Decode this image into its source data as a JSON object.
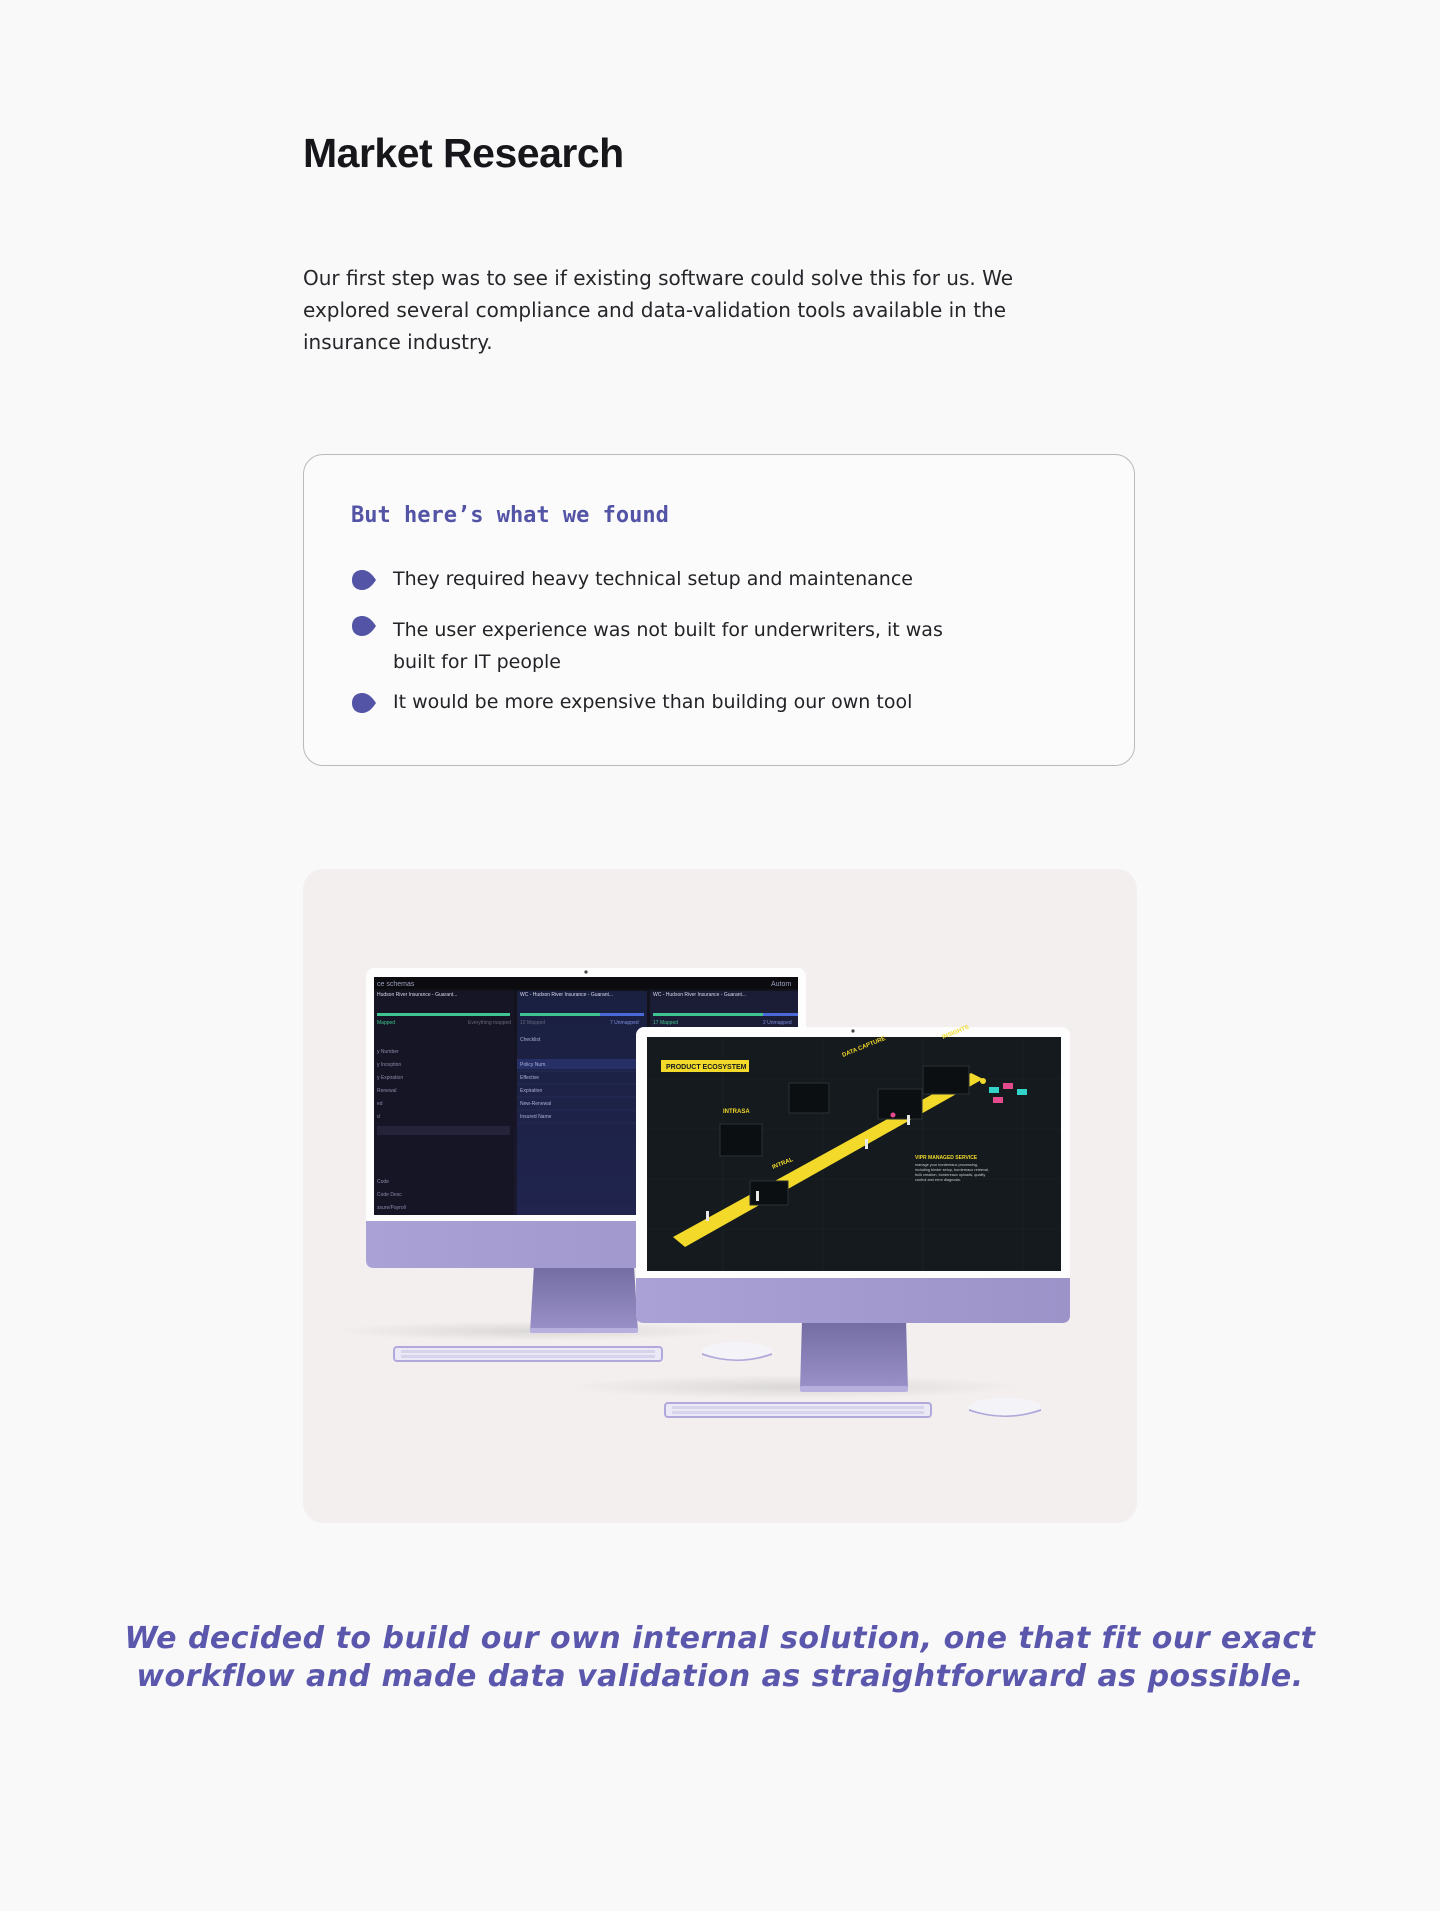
{
  "section": {
    "title": "Market Research",
    "intro": "Our first step was to see if existing software could solve this for us. We explored several compliance and data-validation tools available in the insurance industry."
  },
  "findings": {
    "title": "But here’s what we found",
    "items": [
      "They required heavy technical setup and maintenance",
      "The user experience was not built for underwriters, it was built for IT people",
      "It would be more expensive than building our own tool"
    ]
  },
  "mockup": {
    "back_screen": {
      "header": "ce schemas",
      "header_right": "Autom",
      "tabs": [
        "Hudson River Insurance - Guarant...",
        "WC - Hudson River Insurance - Guarant...",
        "WC - Hudson River Insurance - Guarant..."
      ],
      "stats": [
        "Mapped",
        "Everything mapped",
        "12 Mapped",
        "7 Unmapped",
        "17 Mapped",
        "2 Unmapped"
      ],
      "left_rows": [
        "y Number",
        "y Inception",
        "y Expiration",
        "Renewal",
        "ed",
        "d",
        "",
        "",
        "",
        "Code",
        "Code Desc",
        "ssure/Payroll"
      ],
      "middle_title": "Checklist",
      "middle_rows": [
        "Policy Num.",
        "Effective",
        "Expiration",
        "New-Renewal",
        "Insured Name"
      ]
    },
    "front_screen": {
      "badge": "PRODUCT ECOSYSTEM",
      "stations": [
        "INTRASA",
        "DATA CAPTURE",
        "INTRAL",
        "INSIGHTS",
        "INTRAPAY"
      ],
      "caption_title": "VIPR MANAGED SERVICE",
      "caption_body": "The team to manage your bordereaux processing, including binder setup, bordereaux retrieval, bulk creation, bordereaux uploads, quality control and error diagnosis."
    },
    "colors": {
      "imac_body": "#a89fd1",
      "imac_stand": "#8a83b8",
      "panel_bg": "#f3efef",
      "accent_yellow": "#f2d92a"
    }
  },
  "closing": {
    "text": "We decided to build our own internal solution, one that fit our exact workflow and made data validation as straightforward as possible."
  },
  "colors": {
    "accent": "#5454a6",
    "page_bg": "#f9f9f9"
  }
}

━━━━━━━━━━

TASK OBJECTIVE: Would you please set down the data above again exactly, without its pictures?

SOLVED EXERCISE:
Decode this image into its source data as a JSON object.
{
  "section": {
    "title": "Market Research",
    "intro": "Our first step was to see if existing software could solve this for us. We explored several compliance and data-validation tools available in the insurance industry."
  },
  "findings": {
    "title": "But here’s what we found",
    "items": [
      "They required heavy technical setup and maintenance",
      "The user experience was not built for underwriters, it was built for IT people",
      "It would be more expensive than building our own tool"
    ]
  },
  "mockup": {
    "back_screen": {
      "header": "ce schemas",
      "header_right": "Autom",
      "tabs": [
        "Hudson River Insurance - Guarant...",
        "WC - Hudson River Insurance - Guarant...",
        "WC - Hudson River Insurance - Guarant..."
      ],
      "stats": [
        "Mapped",
        "Everything mapped",
        "12 Mapped",
        "7 Unmapped",
        "17 Mapped",
        "2 Unmapped"
      ],
      "left_rows": [
        "y Number",
        "y Inception",
        "y Expiration",
        "Renewal",
        "ed",
        "d",
        "",
        "",
        "",
        "Code",
        "Code Desc",
        "ssure/Payroll"
      ],
      "middle_title": "Checklist",
      "middle_rows": [
        "Policy Num.",
        "Effective",
        "Expiration",
        "New-Renewal",
        "Insured Name"
      ]
    },
    "front_screen": {
      "badge": "PRODUCT ECOSYSTEM",
      "stations": [
        "INTRASA",
        "DATA CAPTURE",
        "INTRAL",
        "INSIGHTS",
        "INTRAPAY"
      ],
      "caption_title": "VIPR MANAGED SERVICE",
      "caption_body": "The team to manage your bordereaux processing, including binder setup, bordereaux retrieval, bulk creation, bordereaux uploads, quality control and error diagnosis."
    },
    "colors": {
      "imac_body": "#a89fd1",
      "imac_stand": "#8a83b8",
      "panel_bg": "#f3efef",
      "accent_yellow": "#f2d92a"
    }
  },
  "closing": {
    "text": "We decided to build our own internal solution, one that fit our exact workflow and made data validation as straightforward as possible."
  },
  "colors": {
    "accent": "#5454a6",
    "page_bg": "#f9f9f9"
  }
}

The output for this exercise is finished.